» TRY IT
Your answer should be one number: the count of lines in the records that include the word "title".

» SOURCE INFORMATION
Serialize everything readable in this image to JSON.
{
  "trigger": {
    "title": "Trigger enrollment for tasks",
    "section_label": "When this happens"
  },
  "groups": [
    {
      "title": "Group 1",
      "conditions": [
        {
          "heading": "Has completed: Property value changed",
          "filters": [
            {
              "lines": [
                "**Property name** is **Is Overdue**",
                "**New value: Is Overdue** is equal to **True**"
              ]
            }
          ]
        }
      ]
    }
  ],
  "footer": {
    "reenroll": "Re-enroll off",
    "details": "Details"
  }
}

» ANSWER
2